[Opening Supplied entries section]
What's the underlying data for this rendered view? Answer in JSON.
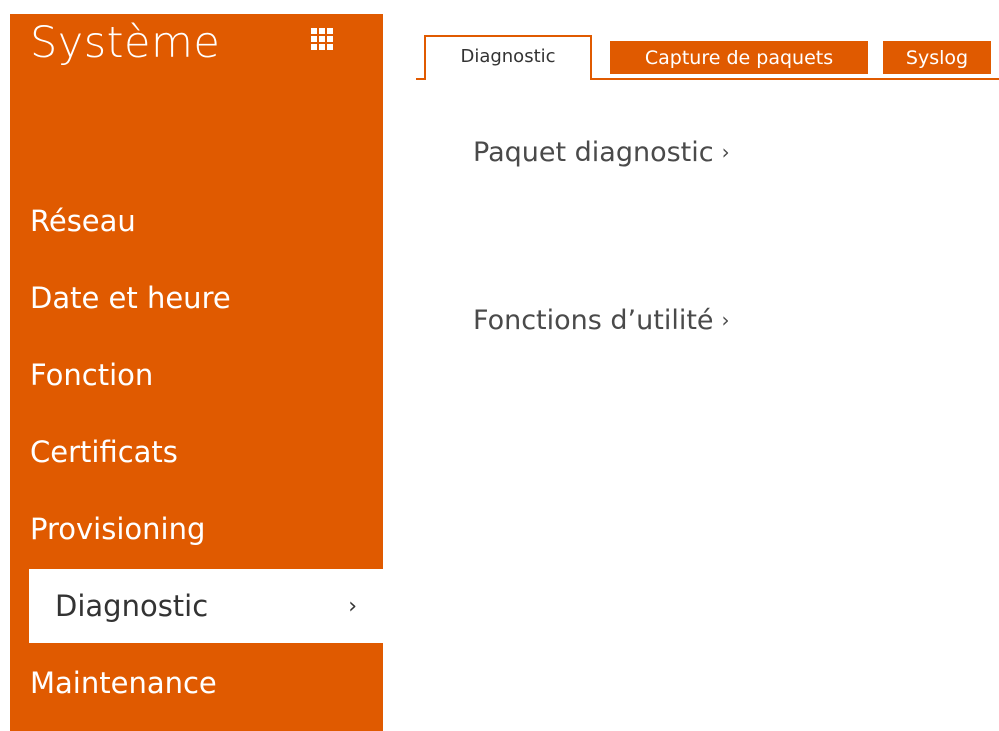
{
  "sidebar": {
    "title": "Système",
    "grid_icon": "grid-icon",
    "items": [
      {
        "label": "Réseau",
        "active": false
      },
      {
        "label": "Date et heure",
        "active": false
      },
      {
        "label": "Fonction",
        "active": false
      },
      {
        "label": "Certificats",
        "active": false
      },
      {
        "label": "Provisioning",
        "active": false
      },
      {
        "label": "Diagnostic",
        "active": true,
        "chevron": "›"
      },
      {
        "label": "Maintenance",
        "active": false
      }
    ]
  },
  "tabs": [
    {
      "label": "Diagnostic",
      "active": true
    },
    {
      "label": "Capture de paquets",
      "active": false
    },
    {
      "label": "Syslog",
      "active": false
    }
  ],
  "main": {
    "links": [
      {
        "label": "Paquet diagnostic",
        "chevron": "›"
      },
      {
        "label": "Fonctions d’utilité",
        "chevron": "›"
      }
    ]
  },
  "colors": {
    "accent": "#e05a00",
    "text_dark": "#333333",
    "background": "#ffffff"
  }
}
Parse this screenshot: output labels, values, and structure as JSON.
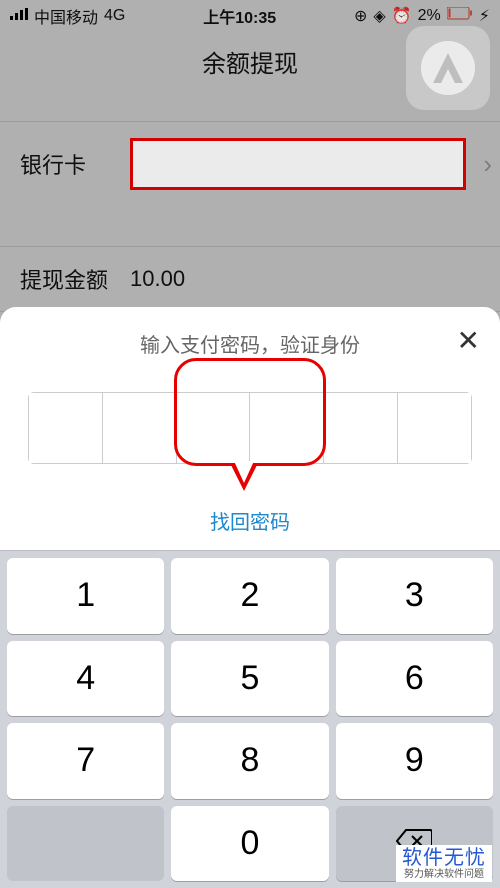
{
  "status": {
    "carrier": "中国移动",
    "network": "4G",
    "time": "上午10:35",
    "battery": "2%"
  },
  "page": {
    "title": "余额提现"
  },
  "rows": {
    "bankcard_label": "银行卡",
    "amount_label": "提现金额",
    "amount_value": "10.00"
  },
  "sheet": {
    "title": "输入支付密码，验证身份",
    "forgot": "找回密码"
  },
  "keypad": {
    "k1": "1",
    "k2": "2",
    "k3": "3",
    "k4": "4",
    "k5": "5",
    "k6": "6",
    "k7": "7",
    "k8": "8",
    "k9": "9",
    "k0": "0"
  },
  "watermark": {
    "title": "软件无忧",
    "sub": "努力解决软件问题"
  }
}
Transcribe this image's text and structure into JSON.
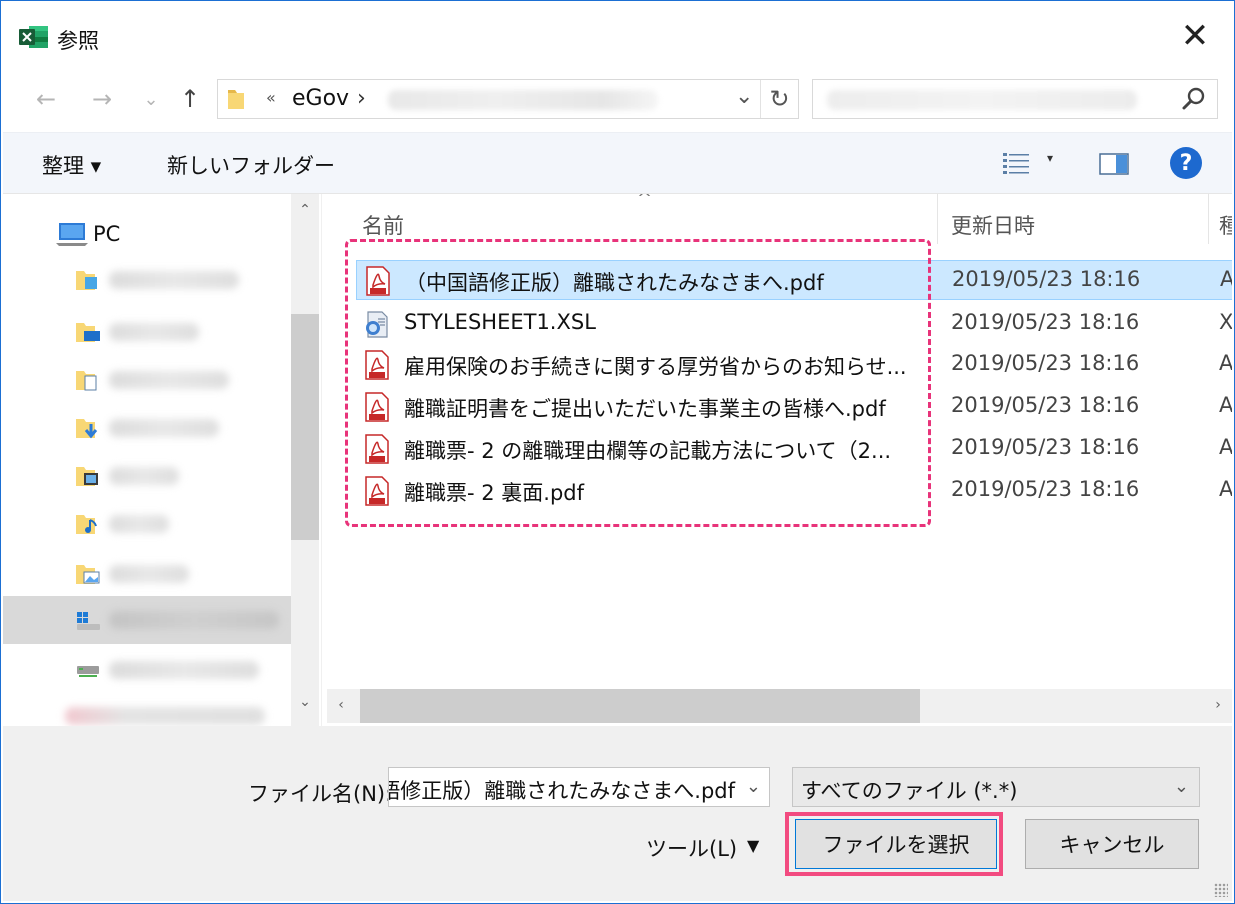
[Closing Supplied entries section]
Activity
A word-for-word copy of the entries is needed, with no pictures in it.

Exercise result
What's the underlying data for this rendered view? Answer in JSON.
{
  "sidebar": {
    "title": "Système",
    "grid_icon": "grid-icon",
    "items": [
      {
        "label": "Réseau",
        "active": false
      },
      {
        "label": "Date et heure",
        "active": false
      },
      {
        "label": "Fonction",
        "active": false
      },
      {
        "label": "Certificats",
        "active": false
      },
      {
        "label": "Provisioning",
        "active": false
      },
      {
        "label": "Diagnostic",
        "active": true,
        "chevron": "›"
      },
      {
        "label": "Maintenance",
        "active": false
      }
    ]
  },
  "tabs": [
    {
      "label": "Diagnostic",
      "active": true
    },
    {
      "label": "Capture de paquets",
      "active": false
    },
    {
      "label": "Syslog",
      "active": false
    }
  ],
  "main": {
    "links": [
      {
        "label": "Paquet diagnostic",
        "chevron": "›"
      },
      {
        "label": "Fonctions d’utilité",
        "chevron": "›"
      }
    ]
  },
  "colors": {
    "accent": "#e05a00",
    "text_dark": "#333333",
    "background": "#ffffff"
  }
}
Parse this screenshot: output labels, values, and structure as JSON.
{
  "status": {
    "carrier": "中国移动",
    "network": "4G",
    "time": "上午10:35",
    "battery": "2%"
  },
  "page": {
    "title": "余额提现"
  },
  "rows": {
    "bankcard_label": "银行卡",
    "amount_label": "提现金额",
    "amount_value": "10.00"
  },
  "sheet": {
    "title": "输入支付密码，验证身份",
    "forgot": "找回密码"
  },
  "keypad": {
    "k1": "1",
    "k2": "2",
    "k3": "3",
    "k4": "4",
    "k5": "5",
    "k6": "6",
    "k7": "7",
    "k8": "8",
    "k9": "9",
    "k0": "0"
  },
  "watermark": {
    "title": "软件无忧",
    "sub": "努力解决软件问题"
  }
}
Transcribe this image's text and structure into JSON.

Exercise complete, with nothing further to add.